Then frustrated hospital officials abruptly decided to stop accepting mental-health patients in the ER altogether. With no other option, the county began sending all detained residents who were severely mentally ill to wait for treatment in jail.
The state intervened, demanding a new plan.
The next year, Yakima responded by opening Washington’s first Triage Center, a 16-bed, unlocked facility where residents who are in a mental-health crisis, or impaired by drugs or alcohol, can connect with experts, get medication and stay until their needs are met.
Other areas have recently opened similar centers.

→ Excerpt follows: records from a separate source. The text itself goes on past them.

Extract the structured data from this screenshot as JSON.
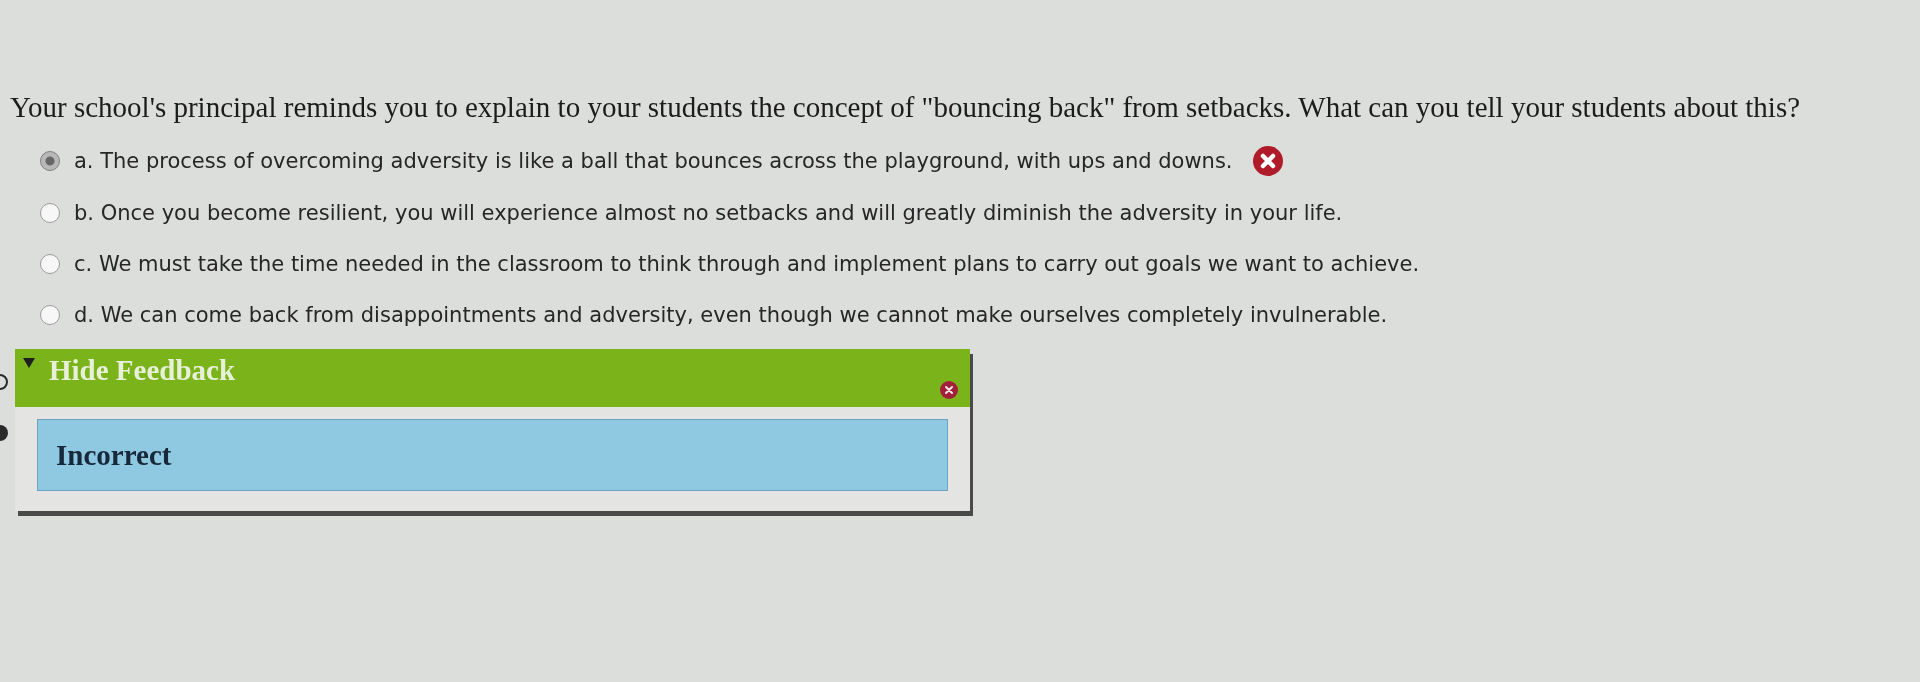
{
  "question": {
    "text": "Your school's principal reminds you to explain to your students the concept of \"bouncing back\" from setbacks. What can you tell your students about this?"
  },
  "options": [
    {
      "text": "a. The process of overcoming adversity is like a ball that bounces across the playground, with ups and downs.",
      "selected": true,
      "marked_incorrect": true
    },
    {
      "text": "b. Once you become resilient, you will experience almost no setbacks and will greatly diminish the adversity in your life.",
      "selected": false,
      "marked_incorrect": false
    },
    {
      "text": "c. We must take the time needed in the classroom to think through and implement plans to carry out goals we want to achieve.",
      "selected": false,
      "marked_incorrect": false
    },
    {
      "text": "d. We can come back from disappointments and adversity, even though we cannot make ourselves completely invulnerable.",
      "selected": false,
      "marked_incorrect": false
    }
  ],
  "feedback": {
    "toggle_label": "Hide Feedback",
    "expanded": true,
    "message": "Incorrect"
  }
}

King County opened one, called the Crisis Solutions Center, last spring.
But in Yakima, it was the first of many moves funded by grants and, eventually, savings from reduced hospitalizations.
In all, Weaver and Vice President Paul Nagle-McNaughton said, their organization now runs 104 programs aimed at serving mentally ill patients in the community and reducing the likelihood they will need to go to a hospital.
Among the programs is the Sunrise Club, which Valerie Thompson attends daily, and a special nursing home for psychiatric patients.
Another is a unique dual-disorder center, which provides care tailored for the many patients with both mental-health and chemical-dependency problems.
Comprehensive also has an “assertive community treatment” team, which provides what supervisor Courtney Hesla described as “inpatient care without walls.”
“The team goes to people’s homes, makes sure that they’re taking medication, helps them with housing, everything,” Hesla said.
When a crisis arises, officials make a point to meet patients where they are. Whereas mentally ill people in other counties are almost always evaluated for possible detention at an emergency room, some 80 percent of Comprehensive’s evaluations take place in the community.
If the person is sick enough to fit the criteria for involuntary commitment, officials try to persuade him or her to seek treatment voluntarily. That’s usually more effective, and cheaper because it does not have to be done in a hospital setting.
The result is fewer involuntary commitments.
The Yakima area is succeeding even compared with similar regions.
In the nearby Tri-Cities, with a similar population, instances of waiting for treatment have sharply increased, from eight in 2009 to 84 in the first six months of this year.
Yakima is not allowing more dangerously mentally ill patients out on the streets, Weaver and Nagle-McNaughton said; it’s allowing more safe mentally ill patients out on the streets.
Pete Schoordyk agrees.
The 75-year-old man recently decided to move his family from Seattle because he believed his son would get better mental-health treatment in Yakima.
“They really care about the patient,” Schoordyk said. “It’s a good system.”
“We need more”
Karen Keiser, the top Democrat on the state Senate Health Care Committee, said the Yakima system represents the type of approach that lawmakers envisioned when they started downsizing state psychiatric hospitals years ago.
Unfortunately, Keiser said, other areas like King County have not been able to successfully implement it.
The state has recently made an effort by funding more intensive outpatient programs. About a dozen assertive community treatment teams are operating, said Maria Monroe-DeVita, a University of Washington professor who trains the teams.
“We need more,” she said.
Medicaid expansion could help the state move further by giving more poor residents access to routine medical care, including mental-health care.
Several officials said the expansion, which began last week, should mark the beginning of a new era in mental health in Washington.
Among the most optimistic is Ed Thornbrugh, a mental-health administrator in the Tri-Cities — the nearby area in the throes of a capacity crisis.
“More people having the purchasing power to obtain early intervention, preventive, routine, maintenance care … will hopefully reduce services for deep-end care,” he said. “That’s the light at the end of the tunnel here.”
Brian M. Rosenthal: 206-464-3195 or firstname.lastname@example.org. On Twitter @brianmrosenthal